**What you are asked to do**
Within the entries below, find each line containing the word "care" and copy it.

======== Records shown ========

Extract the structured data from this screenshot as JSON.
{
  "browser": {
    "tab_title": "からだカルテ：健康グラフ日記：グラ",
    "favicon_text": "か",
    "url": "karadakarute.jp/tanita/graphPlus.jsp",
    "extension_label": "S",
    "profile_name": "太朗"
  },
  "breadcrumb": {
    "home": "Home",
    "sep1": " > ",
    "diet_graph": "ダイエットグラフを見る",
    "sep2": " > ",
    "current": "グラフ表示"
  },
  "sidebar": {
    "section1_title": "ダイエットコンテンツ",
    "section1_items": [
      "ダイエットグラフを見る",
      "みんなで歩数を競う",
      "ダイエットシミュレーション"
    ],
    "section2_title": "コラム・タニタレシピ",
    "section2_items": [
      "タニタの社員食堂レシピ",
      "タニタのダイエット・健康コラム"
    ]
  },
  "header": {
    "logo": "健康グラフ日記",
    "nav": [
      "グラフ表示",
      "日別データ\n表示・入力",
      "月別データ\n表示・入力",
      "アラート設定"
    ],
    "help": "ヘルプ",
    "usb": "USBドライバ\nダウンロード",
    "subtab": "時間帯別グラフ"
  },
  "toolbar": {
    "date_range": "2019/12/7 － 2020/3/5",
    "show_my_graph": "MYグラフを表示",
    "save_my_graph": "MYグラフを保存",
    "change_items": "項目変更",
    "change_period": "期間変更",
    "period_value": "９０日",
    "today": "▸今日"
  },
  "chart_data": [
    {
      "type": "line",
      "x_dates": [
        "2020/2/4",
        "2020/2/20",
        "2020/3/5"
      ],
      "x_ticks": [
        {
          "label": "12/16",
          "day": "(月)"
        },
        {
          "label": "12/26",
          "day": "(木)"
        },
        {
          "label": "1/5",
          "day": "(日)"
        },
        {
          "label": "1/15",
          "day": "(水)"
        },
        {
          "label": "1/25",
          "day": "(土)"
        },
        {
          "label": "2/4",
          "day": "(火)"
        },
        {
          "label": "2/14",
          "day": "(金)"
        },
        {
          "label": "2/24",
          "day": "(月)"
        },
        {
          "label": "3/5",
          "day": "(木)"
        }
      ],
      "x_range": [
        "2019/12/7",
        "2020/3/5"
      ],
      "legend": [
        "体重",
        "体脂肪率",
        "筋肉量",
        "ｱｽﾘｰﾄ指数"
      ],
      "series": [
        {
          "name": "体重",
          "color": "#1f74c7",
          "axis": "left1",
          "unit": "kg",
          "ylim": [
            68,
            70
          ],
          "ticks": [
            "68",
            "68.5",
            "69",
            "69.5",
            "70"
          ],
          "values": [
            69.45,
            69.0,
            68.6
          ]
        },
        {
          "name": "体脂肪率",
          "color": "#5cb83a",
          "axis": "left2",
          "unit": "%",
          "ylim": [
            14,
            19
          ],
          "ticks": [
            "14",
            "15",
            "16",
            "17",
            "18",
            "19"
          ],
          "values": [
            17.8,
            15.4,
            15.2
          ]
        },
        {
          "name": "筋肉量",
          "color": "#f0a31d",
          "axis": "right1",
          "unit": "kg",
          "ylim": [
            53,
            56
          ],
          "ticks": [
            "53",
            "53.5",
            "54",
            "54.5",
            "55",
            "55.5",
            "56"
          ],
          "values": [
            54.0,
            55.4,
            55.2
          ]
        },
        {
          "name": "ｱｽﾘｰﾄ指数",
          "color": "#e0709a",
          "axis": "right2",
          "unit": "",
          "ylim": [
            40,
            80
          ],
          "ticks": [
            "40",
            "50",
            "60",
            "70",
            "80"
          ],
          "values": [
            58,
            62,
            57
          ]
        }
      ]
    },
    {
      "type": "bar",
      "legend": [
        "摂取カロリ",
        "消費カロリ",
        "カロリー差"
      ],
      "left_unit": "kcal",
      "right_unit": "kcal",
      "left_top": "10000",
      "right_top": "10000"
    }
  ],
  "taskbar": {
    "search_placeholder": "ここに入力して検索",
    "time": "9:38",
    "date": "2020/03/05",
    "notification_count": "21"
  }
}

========
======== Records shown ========

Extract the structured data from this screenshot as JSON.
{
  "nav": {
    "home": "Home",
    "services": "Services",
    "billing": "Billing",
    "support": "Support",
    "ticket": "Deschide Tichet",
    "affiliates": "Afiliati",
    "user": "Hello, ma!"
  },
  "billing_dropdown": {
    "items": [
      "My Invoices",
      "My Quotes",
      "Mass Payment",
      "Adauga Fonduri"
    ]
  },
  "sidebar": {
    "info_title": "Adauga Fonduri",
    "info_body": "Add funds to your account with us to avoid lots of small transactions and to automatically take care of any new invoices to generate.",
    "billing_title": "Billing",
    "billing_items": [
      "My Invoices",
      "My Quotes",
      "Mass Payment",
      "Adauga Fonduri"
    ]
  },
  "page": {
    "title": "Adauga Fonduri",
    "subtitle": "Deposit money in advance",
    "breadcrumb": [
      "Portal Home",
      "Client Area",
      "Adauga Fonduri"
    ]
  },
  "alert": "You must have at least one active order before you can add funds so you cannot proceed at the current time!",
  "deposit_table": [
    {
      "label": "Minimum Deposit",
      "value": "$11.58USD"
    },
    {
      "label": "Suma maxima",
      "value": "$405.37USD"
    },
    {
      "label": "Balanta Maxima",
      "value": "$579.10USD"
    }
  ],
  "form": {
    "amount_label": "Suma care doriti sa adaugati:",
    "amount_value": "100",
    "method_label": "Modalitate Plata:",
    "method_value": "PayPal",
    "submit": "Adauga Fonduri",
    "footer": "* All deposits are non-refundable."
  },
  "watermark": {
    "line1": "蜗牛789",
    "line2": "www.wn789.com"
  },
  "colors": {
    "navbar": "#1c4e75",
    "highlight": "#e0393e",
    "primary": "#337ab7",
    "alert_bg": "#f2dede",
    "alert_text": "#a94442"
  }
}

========

**Output of the task**
    "info_body": "Add funds to your account with us to avoid lots of small transactions and to automatically take care of any new invoices to generate.",
    "amount_label": "Suma care doriti sa adaugati:",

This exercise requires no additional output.